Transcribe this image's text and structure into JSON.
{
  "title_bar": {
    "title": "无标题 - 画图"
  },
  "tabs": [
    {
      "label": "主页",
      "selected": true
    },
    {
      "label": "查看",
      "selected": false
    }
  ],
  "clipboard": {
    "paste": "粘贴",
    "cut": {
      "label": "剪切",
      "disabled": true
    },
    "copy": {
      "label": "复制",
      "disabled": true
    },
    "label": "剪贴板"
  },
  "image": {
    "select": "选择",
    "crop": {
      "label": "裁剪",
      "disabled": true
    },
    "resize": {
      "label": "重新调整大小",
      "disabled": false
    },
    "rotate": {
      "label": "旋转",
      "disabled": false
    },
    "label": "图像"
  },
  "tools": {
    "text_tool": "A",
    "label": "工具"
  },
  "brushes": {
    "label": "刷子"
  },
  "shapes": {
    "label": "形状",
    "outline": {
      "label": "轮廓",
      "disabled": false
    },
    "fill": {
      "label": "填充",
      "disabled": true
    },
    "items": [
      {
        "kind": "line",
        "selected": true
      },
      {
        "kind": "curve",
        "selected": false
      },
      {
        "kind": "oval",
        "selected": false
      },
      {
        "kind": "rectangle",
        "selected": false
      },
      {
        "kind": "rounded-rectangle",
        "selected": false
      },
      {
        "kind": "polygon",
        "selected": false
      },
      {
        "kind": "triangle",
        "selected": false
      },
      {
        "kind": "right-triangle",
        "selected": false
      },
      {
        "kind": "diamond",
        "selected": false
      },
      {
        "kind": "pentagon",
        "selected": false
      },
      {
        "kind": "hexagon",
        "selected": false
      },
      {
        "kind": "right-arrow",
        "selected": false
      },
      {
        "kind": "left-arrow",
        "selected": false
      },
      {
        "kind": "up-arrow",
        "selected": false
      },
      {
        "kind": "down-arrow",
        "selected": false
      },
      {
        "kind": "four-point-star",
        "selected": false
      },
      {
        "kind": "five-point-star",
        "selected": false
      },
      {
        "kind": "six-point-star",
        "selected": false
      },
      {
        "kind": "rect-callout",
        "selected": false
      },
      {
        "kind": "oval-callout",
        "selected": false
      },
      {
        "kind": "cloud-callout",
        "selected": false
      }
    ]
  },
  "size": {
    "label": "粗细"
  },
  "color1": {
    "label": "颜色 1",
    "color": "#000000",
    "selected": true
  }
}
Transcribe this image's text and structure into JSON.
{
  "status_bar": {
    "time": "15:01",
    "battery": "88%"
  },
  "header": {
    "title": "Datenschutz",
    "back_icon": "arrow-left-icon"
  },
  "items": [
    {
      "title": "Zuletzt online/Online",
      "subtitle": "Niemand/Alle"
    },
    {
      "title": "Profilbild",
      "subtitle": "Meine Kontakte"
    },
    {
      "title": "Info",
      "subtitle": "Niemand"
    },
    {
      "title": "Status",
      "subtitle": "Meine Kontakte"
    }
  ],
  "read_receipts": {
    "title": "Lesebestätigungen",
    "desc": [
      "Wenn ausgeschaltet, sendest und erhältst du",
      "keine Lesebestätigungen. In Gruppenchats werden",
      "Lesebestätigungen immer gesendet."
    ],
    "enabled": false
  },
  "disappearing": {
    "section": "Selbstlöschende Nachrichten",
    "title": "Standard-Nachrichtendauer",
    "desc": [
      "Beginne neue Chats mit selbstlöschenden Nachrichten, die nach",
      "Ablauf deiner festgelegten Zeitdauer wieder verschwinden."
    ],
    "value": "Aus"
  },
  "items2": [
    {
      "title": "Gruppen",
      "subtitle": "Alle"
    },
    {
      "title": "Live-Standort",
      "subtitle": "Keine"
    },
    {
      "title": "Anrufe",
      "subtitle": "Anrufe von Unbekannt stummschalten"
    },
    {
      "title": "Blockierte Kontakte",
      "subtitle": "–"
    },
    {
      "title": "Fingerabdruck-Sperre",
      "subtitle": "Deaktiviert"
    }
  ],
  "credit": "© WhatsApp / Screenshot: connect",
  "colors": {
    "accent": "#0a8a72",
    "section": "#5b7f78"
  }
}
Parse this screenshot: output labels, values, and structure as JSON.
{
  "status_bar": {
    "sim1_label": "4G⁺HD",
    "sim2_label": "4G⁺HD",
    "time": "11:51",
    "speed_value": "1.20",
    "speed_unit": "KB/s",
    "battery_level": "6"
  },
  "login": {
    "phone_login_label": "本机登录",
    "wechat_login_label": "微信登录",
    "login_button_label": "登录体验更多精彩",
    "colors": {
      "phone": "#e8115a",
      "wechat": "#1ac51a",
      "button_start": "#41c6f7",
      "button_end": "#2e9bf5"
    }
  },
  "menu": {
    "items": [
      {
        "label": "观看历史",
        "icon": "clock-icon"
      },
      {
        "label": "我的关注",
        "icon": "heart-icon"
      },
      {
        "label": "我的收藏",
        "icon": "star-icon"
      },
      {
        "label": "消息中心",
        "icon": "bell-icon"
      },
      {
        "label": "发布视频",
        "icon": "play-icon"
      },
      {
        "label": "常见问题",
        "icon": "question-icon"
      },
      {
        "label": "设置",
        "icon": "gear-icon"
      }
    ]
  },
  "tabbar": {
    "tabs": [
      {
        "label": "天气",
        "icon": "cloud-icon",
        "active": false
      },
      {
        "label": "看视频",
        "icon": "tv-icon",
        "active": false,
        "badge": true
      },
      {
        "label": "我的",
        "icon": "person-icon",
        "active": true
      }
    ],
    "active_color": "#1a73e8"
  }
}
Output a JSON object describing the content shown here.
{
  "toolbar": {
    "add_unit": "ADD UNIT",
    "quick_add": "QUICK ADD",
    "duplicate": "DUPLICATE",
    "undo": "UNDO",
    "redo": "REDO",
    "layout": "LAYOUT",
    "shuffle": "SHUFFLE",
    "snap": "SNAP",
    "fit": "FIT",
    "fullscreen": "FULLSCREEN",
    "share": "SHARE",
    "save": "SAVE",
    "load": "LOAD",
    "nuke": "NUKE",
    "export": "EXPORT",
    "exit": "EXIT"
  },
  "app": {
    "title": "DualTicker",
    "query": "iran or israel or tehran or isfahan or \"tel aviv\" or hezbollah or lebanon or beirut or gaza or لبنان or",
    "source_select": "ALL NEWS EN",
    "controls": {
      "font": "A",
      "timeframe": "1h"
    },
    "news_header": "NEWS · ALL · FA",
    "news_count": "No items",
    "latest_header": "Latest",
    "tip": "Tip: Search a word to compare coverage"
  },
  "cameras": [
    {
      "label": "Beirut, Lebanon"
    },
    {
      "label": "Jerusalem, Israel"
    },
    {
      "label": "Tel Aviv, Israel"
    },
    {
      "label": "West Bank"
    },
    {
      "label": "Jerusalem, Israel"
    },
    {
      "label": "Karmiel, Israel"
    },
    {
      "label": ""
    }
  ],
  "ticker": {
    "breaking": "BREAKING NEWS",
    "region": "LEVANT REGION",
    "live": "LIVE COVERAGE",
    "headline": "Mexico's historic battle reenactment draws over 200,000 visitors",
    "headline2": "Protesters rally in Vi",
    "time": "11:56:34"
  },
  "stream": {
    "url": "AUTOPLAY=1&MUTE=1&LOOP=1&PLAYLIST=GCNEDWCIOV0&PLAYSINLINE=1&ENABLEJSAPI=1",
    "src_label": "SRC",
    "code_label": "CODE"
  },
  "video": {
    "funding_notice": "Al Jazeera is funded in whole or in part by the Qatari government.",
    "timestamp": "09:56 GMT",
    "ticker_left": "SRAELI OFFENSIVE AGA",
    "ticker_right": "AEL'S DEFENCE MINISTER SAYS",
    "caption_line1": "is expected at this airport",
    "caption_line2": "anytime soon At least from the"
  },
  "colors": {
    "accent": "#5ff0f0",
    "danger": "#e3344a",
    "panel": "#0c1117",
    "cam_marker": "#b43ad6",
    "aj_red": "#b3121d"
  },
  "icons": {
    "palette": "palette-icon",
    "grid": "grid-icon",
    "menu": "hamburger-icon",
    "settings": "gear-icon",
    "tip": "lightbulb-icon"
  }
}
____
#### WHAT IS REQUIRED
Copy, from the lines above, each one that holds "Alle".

#### ANSWER TO THIS PROBLEM
      "subtitle": "Niemand/Alle"
      "subtitle": "Alle"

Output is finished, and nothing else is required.